Shibab-Eldin mentioned how the Russian-Ukrainian war exposed the “obscene double standards” of how the resistance is characterized by the media. He wondered why the world held Russia responsible. “Is it because they invade and violate [Ukraine’s] sovereignty? Or is it Western hegemony? He asked.
“It’s a matter of geopolitics. It’s impossible not to see what’s going on, even if you’re not Palestinian,” Shibab-Eldin said.
He contrasted the criminalization of “any movement that attempts to hold Israel accountable” with governments and social media companies currently employing boycott, divestment and sanctions strategies to hold Russia accountable for their aggression.
Shibab-Eldin said this current pro-Ukraine narrative gives him hope that the “impunity” these actors have enjoyed will be exposed.
“They’re going to be held to account for that disparity,” Eldin said. “I think it can help not only the Palestinian cause, but it can help oppressed people around the world, especially Israel and Palestine, to find bases. »
“Resistance and Agency” panel features discussion on community activism
The main panel discussed community and media activism in the Israeli-Palestinian conflict.
Before the start of the event, students representing Students Supporting Israel distributed flyers to attendees, with photos of El-Kurd’s tweets containing alleged “hateful rhetoric filled with blatant anti-Semitism”.
“We welcome a respectful discussion of the Israeli-Palestinian conflict, but we will not tolerate direct targeting of the entire Jewish community,” the leaflet said.
The event was pushed back in early March by Duke Student Government senators when SJP first requested funding for speaker fees. Senators who opposed funding the event referenced some of the same tweets displayed in the flyer.
El-Kurd addressed the flyer and criticism directly, noting that he generally expects backlash when he comes to speak to universities. He cited the editorial published in The Chronicle before his visit which suggested his comments were aimed at students “who have ethnic ties to the land of Israel.”
“A person who has never been on the other side of a gun, tear gas, anything – who has never experienced ethnic cleansing, who has never seen their family dragged through the streets – s felt endangered by my presence,” he said.
These accusations of anti-Semitism, he added, addressing the student activists present in the audience, come from those who “are only interested in backing you into a corner, waving their finger in your face and to make you defend yourself so that you look guilty in front of others. an audience that doesn’t understand the cost,” El-Kurd said, referring to the flyer.
Alhasan pointed to local activist groups and ongoing pro-Palestine movements, calling on activists to be “strategic, smart and organized”.
“As we sit here, Palestinians are still being evicted from their homes, forced out of their homes.
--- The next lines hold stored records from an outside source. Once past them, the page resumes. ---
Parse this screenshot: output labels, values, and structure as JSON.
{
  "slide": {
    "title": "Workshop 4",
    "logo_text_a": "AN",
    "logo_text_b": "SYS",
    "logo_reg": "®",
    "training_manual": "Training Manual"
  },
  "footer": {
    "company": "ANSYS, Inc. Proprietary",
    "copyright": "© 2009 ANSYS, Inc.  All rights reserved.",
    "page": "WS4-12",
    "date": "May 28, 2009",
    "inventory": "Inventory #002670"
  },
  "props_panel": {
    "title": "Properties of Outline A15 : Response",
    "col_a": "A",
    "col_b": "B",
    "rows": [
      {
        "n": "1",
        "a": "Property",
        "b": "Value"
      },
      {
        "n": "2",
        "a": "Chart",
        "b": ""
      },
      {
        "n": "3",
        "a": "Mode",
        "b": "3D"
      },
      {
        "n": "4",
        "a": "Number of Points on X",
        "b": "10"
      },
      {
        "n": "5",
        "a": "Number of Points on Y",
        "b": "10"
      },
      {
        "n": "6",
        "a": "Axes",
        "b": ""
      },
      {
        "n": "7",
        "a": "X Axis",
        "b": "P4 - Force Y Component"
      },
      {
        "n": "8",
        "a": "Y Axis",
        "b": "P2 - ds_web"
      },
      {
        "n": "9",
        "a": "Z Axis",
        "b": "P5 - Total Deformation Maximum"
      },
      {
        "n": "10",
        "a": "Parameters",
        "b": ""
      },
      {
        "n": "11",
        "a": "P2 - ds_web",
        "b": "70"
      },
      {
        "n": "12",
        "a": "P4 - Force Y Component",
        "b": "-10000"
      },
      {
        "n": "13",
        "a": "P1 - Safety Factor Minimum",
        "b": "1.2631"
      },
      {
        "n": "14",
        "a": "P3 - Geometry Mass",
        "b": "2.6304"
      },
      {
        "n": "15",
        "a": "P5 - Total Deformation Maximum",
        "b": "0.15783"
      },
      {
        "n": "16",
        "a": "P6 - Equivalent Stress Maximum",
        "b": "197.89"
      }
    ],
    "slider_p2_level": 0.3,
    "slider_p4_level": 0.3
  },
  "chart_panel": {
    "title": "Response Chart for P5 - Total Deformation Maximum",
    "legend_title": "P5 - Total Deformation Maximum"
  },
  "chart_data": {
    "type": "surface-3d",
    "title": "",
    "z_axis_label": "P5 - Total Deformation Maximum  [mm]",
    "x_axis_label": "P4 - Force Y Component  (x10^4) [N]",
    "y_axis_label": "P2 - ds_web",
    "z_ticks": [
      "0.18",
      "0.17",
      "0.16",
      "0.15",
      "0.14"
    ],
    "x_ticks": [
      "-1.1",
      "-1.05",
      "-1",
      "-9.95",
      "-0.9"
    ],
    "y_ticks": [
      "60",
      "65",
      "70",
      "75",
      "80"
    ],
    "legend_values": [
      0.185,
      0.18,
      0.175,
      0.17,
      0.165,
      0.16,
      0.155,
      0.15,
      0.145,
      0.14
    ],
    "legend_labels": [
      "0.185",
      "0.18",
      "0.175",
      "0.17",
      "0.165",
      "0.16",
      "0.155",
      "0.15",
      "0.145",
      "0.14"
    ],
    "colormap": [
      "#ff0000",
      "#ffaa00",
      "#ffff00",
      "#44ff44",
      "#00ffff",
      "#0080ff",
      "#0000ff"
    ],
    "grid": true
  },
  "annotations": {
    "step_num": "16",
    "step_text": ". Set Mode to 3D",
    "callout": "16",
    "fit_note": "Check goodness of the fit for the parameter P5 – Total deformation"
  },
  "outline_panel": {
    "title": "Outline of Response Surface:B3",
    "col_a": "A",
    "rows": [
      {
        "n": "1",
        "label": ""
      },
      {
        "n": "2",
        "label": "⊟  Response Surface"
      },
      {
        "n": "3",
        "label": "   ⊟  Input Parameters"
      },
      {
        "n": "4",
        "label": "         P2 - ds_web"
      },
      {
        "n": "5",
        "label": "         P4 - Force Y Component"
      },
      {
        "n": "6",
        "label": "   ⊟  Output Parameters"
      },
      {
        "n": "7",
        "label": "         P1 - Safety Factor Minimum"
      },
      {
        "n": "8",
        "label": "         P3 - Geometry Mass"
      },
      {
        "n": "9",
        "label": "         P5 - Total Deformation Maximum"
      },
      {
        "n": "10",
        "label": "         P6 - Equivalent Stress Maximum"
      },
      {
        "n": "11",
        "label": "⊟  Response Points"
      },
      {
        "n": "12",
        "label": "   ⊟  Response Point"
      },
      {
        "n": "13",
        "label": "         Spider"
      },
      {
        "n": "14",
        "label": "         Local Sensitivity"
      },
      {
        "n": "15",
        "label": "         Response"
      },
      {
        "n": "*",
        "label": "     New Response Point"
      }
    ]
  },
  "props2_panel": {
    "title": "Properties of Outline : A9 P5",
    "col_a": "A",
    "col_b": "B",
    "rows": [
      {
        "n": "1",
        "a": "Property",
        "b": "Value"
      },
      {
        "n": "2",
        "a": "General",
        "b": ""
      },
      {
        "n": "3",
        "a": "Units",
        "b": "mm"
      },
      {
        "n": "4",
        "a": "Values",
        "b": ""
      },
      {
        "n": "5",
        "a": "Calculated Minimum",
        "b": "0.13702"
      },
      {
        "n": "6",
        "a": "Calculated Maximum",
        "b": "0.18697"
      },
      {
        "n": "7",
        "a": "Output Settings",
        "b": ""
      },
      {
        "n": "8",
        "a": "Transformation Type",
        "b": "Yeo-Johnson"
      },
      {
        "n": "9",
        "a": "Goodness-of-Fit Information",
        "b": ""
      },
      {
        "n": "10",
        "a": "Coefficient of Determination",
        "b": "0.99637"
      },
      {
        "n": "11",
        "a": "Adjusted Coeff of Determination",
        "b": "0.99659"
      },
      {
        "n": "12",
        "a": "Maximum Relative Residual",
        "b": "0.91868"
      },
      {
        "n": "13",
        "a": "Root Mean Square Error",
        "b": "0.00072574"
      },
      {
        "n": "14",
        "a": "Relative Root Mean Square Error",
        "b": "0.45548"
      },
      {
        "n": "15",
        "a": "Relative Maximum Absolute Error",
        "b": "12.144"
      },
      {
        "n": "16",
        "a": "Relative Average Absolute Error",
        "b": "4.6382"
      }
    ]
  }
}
And I am a Palestinian like many of you in this room, forced to live in the diaspora and cannot return to my land, not even to visit,” Alhasan said. “But our Palestinian will and steadfastness cannot be broken.”
Shihab-Eldin stressed the importance of “speaking truth to power”.
El-Kurd echoed this. “We shouldn’t be spineless,” he said. “House thefts were called evictions. Small children who were shot at in the street were called incapacitation. And it was all perfectly legal. Which leads me to ask the question, who has the right to tell?
| Senior Writer
Preetha Ramachandran is Trinity’s junior and senior editor of the 117th volume of The Chronicle.
| Editor-in-chief of university news
Milla Surjadi is a sophomore at Trinity and the editor of college news for the 117th volume of The Chronicle.
Katie Tan is a sophomore at Trinity and editor of the 117th volume of The Chronicle.